The records that follow are to be repeated exactly, in full.

[Items from an interface collection]
* * * * * * * * *
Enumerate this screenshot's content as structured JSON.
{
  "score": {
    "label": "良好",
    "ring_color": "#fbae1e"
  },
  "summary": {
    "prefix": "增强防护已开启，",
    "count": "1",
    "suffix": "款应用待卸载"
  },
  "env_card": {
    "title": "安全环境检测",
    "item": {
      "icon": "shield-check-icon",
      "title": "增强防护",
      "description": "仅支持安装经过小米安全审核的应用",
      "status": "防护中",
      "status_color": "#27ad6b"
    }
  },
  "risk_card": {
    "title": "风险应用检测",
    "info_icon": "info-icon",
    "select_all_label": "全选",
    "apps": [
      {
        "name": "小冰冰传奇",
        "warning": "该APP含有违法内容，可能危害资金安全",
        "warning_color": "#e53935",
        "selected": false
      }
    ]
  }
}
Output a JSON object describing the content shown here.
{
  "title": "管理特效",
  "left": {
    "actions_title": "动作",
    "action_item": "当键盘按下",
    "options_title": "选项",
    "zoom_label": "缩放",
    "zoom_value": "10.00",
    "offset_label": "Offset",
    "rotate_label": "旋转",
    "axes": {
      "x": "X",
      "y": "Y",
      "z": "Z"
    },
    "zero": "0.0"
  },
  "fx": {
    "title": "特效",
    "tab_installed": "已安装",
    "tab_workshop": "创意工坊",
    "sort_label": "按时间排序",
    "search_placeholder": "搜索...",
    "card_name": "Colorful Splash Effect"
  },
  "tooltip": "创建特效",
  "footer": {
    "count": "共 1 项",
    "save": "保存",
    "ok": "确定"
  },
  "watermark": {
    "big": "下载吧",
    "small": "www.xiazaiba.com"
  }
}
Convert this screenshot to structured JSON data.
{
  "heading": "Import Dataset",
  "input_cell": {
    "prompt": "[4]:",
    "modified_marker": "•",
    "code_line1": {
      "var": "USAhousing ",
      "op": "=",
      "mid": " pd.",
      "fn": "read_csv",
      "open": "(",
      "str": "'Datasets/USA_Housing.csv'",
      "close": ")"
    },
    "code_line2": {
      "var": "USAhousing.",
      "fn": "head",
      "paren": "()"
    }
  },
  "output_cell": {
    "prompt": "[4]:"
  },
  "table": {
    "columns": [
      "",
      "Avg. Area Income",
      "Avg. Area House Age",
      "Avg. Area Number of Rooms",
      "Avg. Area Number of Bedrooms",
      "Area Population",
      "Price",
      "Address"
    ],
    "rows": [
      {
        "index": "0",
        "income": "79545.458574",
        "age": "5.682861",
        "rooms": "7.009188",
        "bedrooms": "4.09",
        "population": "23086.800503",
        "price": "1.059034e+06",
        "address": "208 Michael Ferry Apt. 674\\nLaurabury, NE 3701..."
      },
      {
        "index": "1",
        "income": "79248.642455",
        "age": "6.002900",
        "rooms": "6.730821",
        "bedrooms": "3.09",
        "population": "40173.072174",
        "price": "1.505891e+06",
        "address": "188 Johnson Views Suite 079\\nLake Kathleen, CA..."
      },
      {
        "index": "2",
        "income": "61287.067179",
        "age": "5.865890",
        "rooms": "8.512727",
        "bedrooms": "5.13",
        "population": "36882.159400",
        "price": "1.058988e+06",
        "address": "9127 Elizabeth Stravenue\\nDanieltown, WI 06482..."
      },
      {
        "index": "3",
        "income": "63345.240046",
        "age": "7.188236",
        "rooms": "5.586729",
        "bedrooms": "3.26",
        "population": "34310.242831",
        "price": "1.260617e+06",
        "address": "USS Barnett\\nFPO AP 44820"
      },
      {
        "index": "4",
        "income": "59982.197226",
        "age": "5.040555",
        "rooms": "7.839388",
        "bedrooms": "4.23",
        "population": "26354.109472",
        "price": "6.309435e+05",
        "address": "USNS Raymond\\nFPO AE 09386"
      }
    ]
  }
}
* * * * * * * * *
# TASK SOLUTION:
Enumerate this screenshot's content as structured JSON.
{
  "score": {
    "label": "良好",
    "ring_color": "#fbae1e"
  },
  "summary": {
    "prefix": "增强防护已开启，",
    "count": "1",
    "suffix": "款应用待卸载"
  },
  "env_card": {
    "title": "安全环境检测",
    "item": {
      "icon": "shield-check-icon",
      "title": "增强防护",
      "description": "仅支持安装经过小米安全审核的应用",
      "status": "防护中",
      "status_color": "#27ad6b"
    }
  },
  "risk_card": {
    "title": "风险应用检测",
    "info_icon": "info-icon",
    "select_all_label": "全选",
    "apps": [
      {
        "name": "小冰冰传奇",
        "warning": "该APP含有违法内容，可能危害资金安全",
        "warning_color": "#e53935",
        "selected": false
      }
    ]
  }
}
Output a JSON object describing the content shown here.
{
  "title": "管理特效",
  "left": {
    "actions_title": "动作",
    "action_item": "当键盘按下",
    "options_title": "选项",
    "zoom_label": "缩放",
    "zoom_value": "10.00",
    "offset_label": "Offset",
    "rotate_label": "旋转",
    "axes": {
      "x": "X",
      "y": "Y",
      "z": "Z"
    },
    "zero": "0.0"
  },
  "fx": {
    "title": "特效",
    "tab_installed": "已安装",
    "tab_workshop": "创意工坊",
    "sort_label": "按时间排序",
    "search_placeholder": "搜索...",
    "card_name": "Colorful Splash Effect"
  },
  "tooltip": "创建特效",
  "footer": {
    "count": "共 1 项",
    "save": "保存",
    "ok": "确定"
  },
  "watermark": {
    "big": "下载吧",
    "small": "www.xiazaiba.com"
  }
}
Convert this screenshot to structured JSON data.
{
  "heading": "Import Dataset",
  "input_cell": {
    "prompt": "[4]:",
    "modified_marker": "•",
    "code_line1": {
      "var": "USAhousing ",
      "op": "=",
      "mid": " pd.",
      "fn": "read_csv",
      "open": "(",
      "str": "'Datasets/USA_Housing.csv'",
      "close": ")"
    },
    "code_line2": {
      "var": "USAhousing.",
      "fn": "head",
      "paren": "()"
    }
  },
  "output_cell": {
    "prompt": "[4]:"
  },
  "table": {
    "columns": [
      "",
      "Avg. Area Income",
      "Avg. Area House Age",
      "Avg. Area Number of Rooms",
      "Avg. Area Number of Bedrooms",
      "Area Population",
      "Price",
      "Address"
    ],
    "rows": [
      {
        "index": "0",
        "income": "79545.458574",
        "age": "5.682861",
        "rooms": "7.009188",
        "bedrooms": "4.09",
        "population": "23086.800503",
        "price": "1.059034e+06",
        "address": "208 Michael Ferry Apt. 674\\nLaurabury, NE 3701..."
      },
      {
        "index": "1",
        "income": "79248.642455",
        "age": "6.002900",
        "rooms": "6.730821",
        "bedrooms": "3.09",
        "population": "40173.072174",
        "price": "1.505891e+06",
        "address": "188 Johnson Views Suite 079\\nLake Kathleen, CA..."
      },
      {
        "index": "2",
        "income": "61287.067179",
        "age": "5.865890",
        "rooms": "8.512727",
        "bedrooms": "5.13",
        "population": "36882.159400",
        "price": "1.058988e+06",
        "address": "9127 Elizabeth Stravenue\\nDanieltown, WI 06482..."
      },
      {
        "index": "3",
        "income": "63345.240046",
        "age": "7.188236",
        "rooms": "5.586729",
        "bedrooms": "3.26",
        "population": "34310.242831",
        "price": "1.260617e+06",
        "address": "USS Barnett\\nFPO AP 44820"
      },
      {
        "index": "4",
        "income": "59982.197226",
        "age": "5.040555",
        "rooms": "7.839388",
        "bedrooms": "4.23",
        "population": "26354.109472",
        "price": "6.309435e+05",
        "address": "USNS Raymond\\nFPO AE 09386"
      }
    ]
  }
}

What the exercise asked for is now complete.